3D rendering is quite a heavy task for computers, especially when a video game features a gigantic, complex environment. So, optimizing the rendering process is really important to make sure these games always run smoothly, and Umbra is a tool that can help game developers do just that. Umbra can process a 3D scene and calculate which objects are visible and which are not, making sure the GPU only renders the necessary objects in the scene.
3D objects usually have additional data that describes how a particular object would look when rendered. One of these additional data is normal map, a texture that describes the smoothness of an object’s surface. Normal maps are important because they can make objects appear to be rough. CrazyBump allows developer to quickly generate a normal map from a texture. So if you have a rocky texture, CrazyBump can analyze the contrast of that texture and generate the appropriate normal map.

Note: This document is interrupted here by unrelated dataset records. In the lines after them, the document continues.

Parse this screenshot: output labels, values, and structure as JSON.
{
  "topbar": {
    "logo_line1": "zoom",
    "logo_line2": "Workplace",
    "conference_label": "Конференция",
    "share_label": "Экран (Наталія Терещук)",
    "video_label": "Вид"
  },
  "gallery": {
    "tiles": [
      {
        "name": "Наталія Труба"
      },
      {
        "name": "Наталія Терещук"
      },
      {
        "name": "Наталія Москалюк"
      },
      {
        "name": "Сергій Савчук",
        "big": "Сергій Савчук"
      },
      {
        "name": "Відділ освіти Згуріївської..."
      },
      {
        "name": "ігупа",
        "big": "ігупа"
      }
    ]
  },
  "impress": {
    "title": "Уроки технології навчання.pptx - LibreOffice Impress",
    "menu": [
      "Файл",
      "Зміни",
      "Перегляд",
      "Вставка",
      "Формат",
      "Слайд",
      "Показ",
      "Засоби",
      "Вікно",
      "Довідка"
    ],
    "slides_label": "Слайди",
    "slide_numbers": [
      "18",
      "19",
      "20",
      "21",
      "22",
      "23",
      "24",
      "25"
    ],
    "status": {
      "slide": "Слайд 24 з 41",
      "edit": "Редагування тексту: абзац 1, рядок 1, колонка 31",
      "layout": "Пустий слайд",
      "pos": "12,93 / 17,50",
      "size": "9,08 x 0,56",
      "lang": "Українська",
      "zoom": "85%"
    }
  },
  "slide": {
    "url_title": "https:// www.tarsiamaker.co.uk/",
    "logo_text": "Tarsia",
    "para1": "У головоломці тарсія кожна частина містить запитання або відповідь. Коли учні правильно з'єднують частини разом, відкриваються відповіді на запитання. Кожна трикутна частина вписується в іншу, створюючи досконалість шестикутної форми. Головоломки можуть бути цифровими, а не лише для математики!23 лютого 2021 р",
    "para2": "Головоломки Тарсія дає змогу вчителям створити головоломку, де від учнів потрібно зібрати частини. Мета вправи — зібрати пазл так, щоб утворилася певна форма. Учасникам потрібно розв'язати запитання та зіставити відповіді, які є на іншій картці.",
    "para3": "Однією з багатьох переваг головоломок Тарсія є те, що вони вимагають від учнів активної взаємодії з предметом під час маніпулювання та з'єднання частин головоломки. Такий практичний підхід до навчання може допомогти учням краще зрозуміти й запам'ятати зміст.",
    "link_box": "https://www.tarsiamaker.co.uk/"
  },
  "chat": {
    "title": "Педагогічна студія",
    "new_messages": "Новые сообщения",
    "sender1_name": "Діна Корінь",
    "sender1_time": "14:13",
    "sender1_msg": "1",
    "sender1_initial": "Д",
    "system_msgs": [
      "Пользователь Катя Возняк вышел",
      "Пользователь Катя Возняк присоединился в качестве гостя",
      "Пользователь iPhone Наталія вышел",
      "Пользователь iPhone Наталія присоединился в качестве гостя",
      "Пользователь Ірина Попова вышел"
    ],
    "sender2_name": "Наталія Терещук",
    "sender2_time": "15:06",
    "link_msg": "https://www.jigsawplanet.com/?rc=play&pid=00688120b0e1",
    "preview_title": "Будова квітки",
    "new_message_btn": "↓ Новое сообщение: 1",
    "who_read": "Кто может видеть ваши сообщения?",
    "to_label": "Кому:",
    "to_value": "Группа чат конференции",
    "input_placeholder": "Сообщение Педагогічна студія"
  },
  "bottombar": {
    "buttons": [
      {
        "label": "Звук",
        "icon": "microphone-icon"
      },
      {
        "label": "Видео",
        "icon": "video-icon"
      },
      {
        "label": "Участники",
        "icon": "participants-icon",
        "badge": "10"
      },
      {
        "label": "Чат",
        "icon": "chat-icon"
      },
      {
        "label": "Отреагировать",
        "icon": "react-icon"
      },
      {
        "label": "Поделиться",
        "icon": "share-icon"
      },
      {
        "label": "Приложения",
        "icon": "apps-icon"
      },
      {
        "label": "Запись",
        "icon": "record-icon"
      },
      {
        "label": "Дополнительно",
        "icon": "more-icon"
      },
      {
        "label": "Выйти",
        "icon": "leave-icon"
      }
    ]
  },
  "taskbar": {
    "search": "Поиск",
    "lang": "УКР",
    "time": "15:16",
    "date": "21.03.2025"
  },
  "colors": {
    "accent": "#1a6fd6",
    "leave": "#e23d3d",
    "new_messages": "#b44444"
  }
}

Many video games use a technique called bitmap font to render text on screen. This technique uses an image containing all the letters written in a font and renders letters to form a text. Littera is a tool to generate such image from a font type. With Littera developers can also customize the rendered font further by adding outlines or using gradient to color the letters.
STG stands for Seamless Texture Generator, and, as the name implies, it’s a tool that provides game developer with seamless textures that can be tiled. STG is able to process a digital photo and generate a seamless texture based on that photo. This is a really handy tool for creating realistic ground, grass, wall, and other textures that can be applied on a big surface.
The last one on this list is TexturePacker, and being the last one certainly doesn’t mean it’s the least important, because this is a really useful tool. TexturePacker is a tool that can pack multiple images into a single texture, using the most efficient layout possible. This technique is called texture atlas, and it’s a really great thing to have in video games, because having fewer texture files will reduce the rendering load and optimize the game.
About the Author
RakaMahesa is a game developer at Chocoarts (http://chocoarts.com/), who is interested in digital technology in general. Outside of work hours, he likes to work on his own projects, with Corridoom VR being his latest released game. Raka also regularly tweets as @legacy99.